##### Input for this task #####

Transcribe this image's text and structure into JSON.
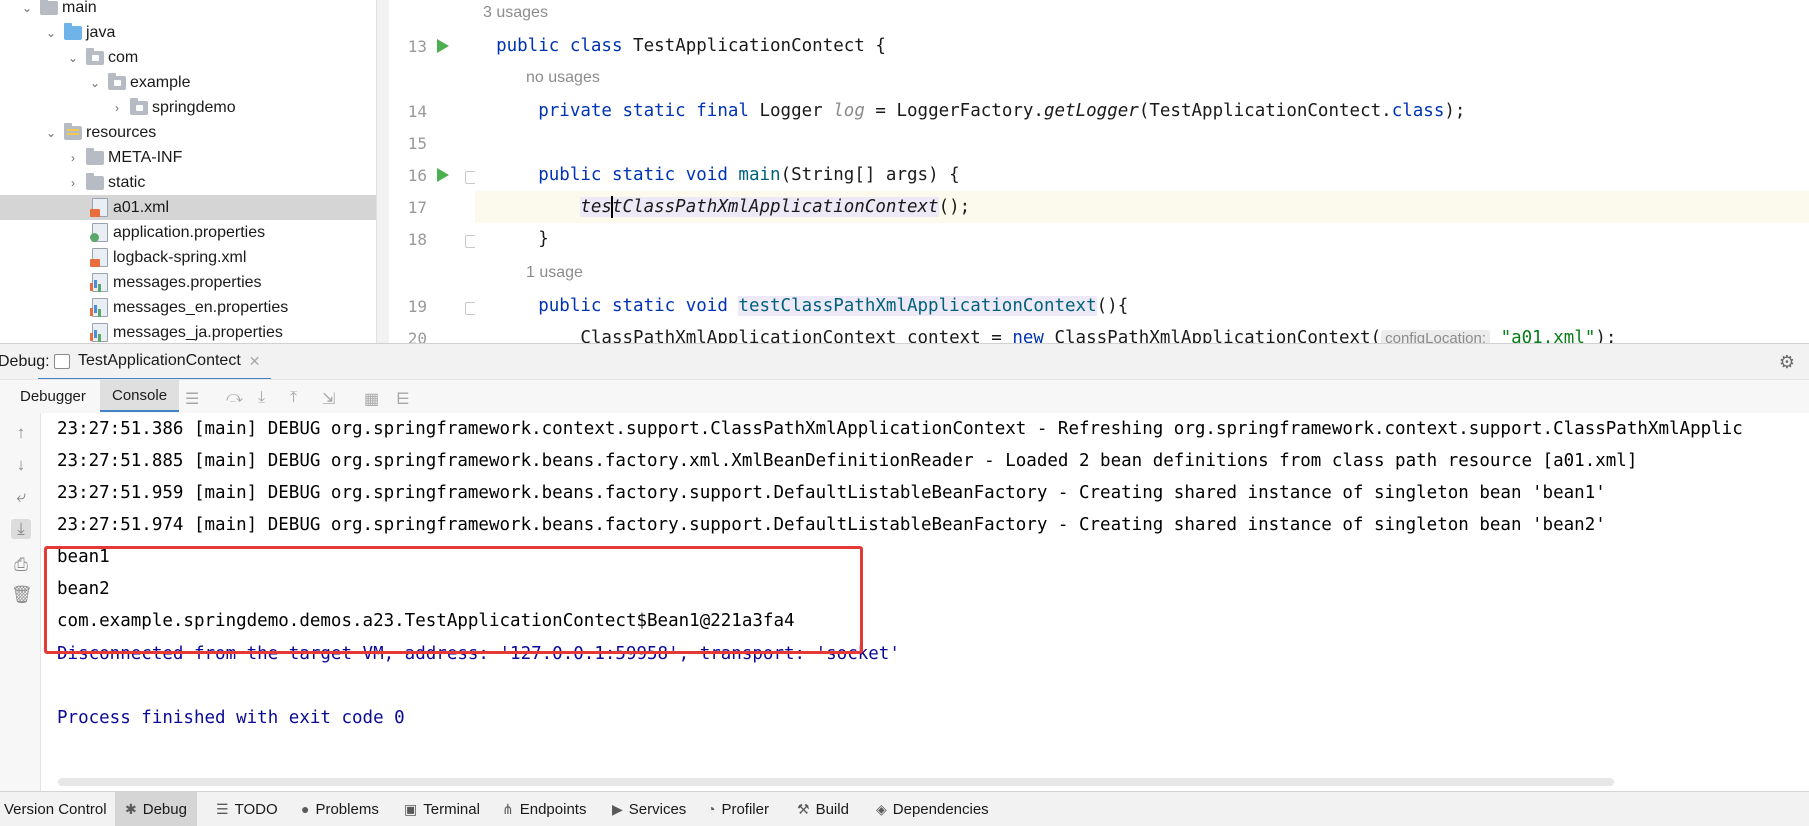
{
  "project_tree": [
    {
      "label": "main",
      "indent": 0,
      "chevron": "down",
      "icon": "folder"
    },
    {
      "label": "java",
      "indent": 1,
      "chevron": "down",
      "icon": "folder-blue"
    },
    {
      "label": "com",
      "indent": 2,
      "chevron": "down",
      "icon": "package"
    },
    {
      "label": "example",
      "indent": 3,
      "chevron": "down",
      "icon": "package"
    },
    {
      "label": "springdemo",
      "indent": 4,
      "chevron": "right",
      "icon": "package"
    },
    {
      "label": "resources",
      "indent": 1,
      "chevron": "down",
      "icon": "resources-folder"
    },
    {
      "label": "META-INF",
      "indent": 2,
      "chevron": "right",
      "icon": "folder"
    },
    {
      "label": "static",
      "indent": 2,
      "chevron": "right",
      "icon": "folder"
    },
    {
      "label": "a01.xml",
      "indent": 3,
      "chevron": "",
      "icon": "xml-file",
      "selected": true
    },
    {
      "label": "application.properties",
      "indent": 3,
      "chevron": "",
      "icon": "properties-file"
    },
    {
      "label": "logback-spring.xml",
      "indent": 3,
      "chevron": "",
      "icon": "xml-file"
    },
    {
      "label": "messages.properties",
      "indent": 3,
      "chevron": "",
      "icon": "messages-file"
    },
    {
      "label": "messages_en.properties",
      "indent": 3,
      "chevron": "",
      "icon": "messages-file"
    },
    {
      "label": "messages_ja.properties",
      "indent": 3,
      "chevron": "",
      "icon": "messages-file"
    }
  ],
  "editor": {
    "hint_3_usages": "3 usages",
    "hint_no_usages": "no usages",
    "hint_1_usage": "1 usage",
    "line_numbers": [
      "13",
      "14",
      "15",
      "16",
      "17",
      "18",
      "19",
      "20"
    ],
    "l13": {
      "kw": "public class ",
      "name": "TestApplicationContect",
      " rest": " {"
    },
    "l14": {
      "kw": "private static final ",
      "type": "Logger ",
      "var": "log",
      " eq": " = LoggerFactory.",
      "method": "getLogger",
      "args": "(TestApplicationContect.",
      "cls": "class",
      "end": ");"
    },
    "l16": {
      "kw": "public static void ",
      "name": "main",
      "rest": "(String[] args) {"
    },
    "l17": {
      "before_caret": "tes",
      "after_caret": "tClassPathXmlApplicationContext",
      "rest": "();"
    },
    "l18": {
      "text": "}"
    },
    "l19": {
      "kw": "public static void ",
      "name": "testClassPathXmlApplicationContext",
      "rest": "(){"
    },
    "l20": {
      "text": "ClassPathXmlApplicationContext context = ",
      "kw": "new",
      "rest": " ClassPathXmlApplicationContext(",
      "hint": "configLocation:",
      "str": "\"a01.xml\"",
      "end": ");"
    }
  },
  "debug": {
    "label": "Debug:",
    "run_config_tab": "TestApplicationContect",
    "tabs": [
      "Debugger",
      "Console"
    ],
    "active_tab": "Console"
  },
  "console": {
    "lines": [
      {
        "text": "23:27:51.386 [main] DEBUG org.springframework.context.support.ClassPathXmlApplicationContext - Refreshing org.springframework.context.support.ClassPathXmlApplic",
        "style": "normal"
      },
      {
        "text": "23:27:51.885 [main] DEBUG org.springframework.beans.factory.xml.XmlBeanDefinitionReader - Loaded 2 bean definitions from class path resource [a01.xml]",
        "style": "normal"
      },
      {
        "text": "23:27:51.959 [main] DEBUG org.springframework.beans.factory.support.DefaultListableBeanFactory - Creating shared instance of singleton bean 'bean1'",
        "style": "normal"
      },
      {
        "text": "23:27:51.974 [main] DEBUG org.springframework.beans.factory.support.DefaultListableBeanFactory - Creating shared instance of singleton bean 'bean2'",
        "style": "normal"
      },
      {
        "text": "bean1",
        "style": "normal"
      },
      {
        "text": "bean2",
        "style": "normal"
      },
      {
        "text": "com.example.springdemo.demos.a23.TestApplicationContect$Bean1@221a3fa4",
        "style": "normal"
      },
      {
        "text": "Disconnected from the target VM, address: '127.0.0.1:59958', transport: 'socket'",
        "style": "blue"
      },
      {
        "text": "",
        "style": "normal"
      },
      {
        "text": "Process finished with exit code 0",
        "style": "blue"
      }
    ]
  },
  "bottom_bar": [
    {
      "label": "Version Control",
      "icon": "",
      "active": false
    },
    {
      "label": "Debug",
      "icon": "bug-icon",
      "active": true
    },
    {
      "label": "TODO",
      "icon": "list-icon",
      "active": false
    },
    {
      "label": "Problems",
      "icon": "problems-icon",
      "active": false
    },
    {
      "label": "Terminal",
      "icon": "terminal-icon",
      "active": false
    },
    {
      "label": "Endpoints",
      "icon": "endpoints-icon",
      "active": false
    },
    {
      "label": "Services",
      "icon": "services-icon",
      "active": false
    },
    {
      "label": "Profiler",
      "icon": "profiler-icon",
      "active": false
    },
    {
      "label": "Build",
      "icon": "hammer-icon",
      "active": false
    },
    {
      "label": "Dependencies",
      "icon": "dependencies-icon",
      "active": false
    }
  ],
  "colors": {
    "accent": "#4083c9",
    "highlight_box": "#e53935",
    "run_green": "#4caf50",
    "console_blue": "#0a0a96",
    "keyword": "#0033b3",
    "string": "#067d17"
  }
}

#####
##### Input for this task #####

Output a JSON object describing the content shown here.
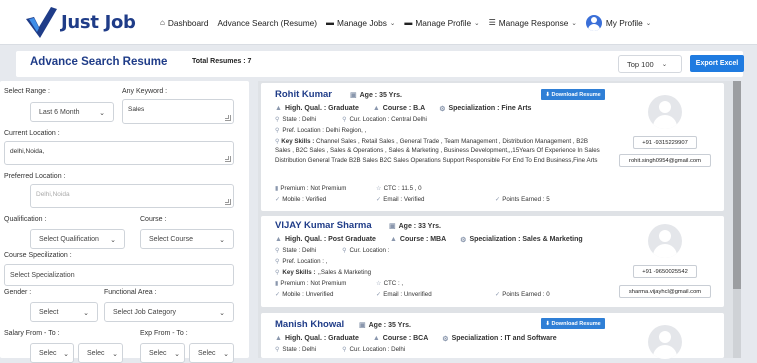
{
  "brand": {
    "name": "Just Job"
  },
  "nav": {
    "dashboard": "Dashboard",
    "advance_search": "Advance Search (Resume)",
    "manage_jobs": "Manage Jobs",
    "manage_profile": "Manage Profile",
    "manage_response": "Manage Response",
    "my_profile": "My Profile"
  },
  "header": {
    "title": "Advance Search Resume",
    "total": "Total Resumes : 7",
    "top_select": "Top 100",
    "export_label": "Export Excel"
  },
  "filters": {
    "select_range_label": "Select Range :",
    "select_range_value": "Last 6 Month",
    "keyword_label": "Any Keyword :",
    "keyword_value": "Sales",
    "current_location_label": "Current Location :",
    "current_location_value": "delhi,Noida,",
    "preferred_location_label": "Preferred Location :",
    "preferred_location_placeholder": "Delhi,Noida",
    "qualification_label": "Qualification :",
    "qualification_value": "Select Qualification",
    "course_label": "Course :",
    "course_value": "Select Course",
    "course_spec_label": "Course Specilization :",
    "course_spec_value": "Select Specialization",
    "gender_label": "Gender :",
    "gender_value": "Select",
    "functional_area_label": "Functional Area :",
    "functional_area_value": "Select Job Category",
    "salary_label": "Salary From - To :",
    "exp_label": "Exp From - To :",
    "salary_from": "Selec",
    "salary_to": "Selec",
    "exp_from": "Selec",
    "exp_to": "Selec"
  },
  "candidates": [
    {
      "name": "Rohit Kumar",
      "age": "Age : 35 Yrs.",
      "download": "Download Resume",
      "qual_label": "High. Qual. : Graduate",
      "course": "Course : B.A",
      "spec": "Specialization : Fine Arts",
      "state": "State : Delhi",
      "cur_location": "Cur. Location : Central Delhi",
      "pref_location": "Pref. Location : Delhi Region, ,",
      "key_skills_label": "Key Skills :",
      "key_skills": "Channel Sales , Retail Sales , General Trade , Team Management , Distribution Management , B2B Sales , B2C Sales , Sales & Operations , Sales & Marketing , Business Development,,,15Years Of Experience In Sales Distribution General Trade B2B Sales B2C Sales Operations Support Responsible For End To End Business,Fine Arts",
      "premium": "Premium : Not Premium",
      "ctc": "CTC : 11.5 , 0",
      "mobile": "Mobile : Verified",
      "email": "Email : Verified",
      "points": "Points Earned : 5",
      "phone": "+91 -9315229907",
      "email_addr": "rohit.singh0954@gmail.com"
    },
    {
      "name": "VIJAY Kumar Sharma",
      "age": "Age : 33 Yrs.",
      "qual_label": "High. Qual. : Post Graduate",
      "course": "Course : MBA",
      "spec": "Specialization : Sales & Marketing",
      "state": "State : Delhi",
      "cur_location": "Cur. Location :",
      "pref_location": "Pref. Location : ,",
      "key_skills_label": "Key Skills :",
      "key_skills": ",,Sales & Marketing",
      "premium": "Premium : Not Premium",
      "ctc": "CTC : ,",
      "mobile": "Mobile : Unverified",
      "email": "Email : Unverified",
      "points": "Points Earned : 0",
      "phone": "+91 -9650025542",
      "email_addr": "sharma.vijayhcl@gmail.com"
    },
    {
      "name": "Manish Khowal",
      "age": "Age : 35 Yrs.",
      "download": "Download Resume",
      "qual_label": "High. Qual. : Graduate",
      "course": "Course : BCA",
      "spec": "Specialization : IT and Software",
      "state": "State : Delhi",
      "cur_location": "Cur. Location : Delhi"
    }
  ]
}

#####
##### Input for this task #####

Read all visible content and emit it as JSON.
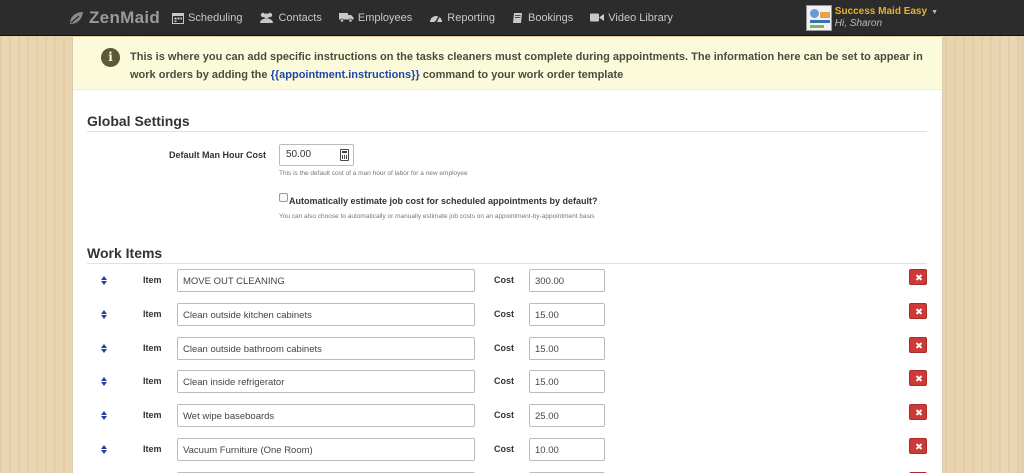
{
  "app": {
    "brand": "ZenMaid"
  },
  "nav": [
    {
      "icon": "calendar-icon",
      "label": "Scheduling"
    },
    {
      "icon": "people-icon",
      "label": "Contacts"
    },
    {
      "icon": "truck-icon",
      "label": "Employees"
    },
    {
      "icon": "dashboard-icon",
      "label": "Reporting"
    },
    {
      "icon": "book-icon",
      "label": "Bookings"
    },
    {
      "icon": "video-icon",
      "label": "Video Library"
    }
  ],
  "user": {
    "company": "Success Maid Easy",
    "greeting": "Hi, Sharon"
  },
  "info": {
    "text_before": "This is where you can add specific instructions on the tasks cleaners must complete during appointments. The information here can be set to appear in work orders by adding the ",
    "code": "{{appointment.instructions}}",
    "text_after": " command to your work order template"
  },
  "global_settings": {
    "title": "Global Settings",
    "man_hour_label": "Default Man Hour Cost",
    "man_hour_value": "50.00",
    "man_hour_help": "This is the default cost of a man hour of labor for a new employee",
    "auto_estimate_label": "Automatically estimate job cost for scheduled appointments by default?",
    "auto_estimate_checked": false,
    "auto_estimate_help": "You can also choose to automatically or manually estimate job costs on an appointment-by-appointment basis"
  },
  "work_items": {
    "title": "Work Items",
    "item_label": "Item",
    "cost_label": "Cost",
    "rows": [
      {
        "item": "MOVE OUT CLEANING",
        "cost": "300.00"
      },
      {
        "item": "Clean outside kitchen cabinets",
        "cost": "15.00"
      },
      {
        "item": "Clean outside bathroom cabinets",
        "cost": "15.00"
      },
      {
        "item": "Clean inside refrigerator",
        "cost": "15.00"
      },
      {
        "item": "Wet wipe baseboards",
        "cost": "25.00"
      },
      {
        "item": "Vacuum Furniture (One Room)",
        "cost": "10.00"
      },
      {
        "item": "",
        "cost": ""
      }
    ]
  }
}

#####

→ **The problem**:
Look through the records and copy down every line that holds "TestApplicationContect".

→ **Written response**:
      "name": "TestApplicationContect",
      "args": "(TestApplicationContect.",
    "run_config_tab": "TestApplicationContect",
        "text": "com.example.springdemo.demos.a23.TestApplicationContect$Bean1@221a3fa4",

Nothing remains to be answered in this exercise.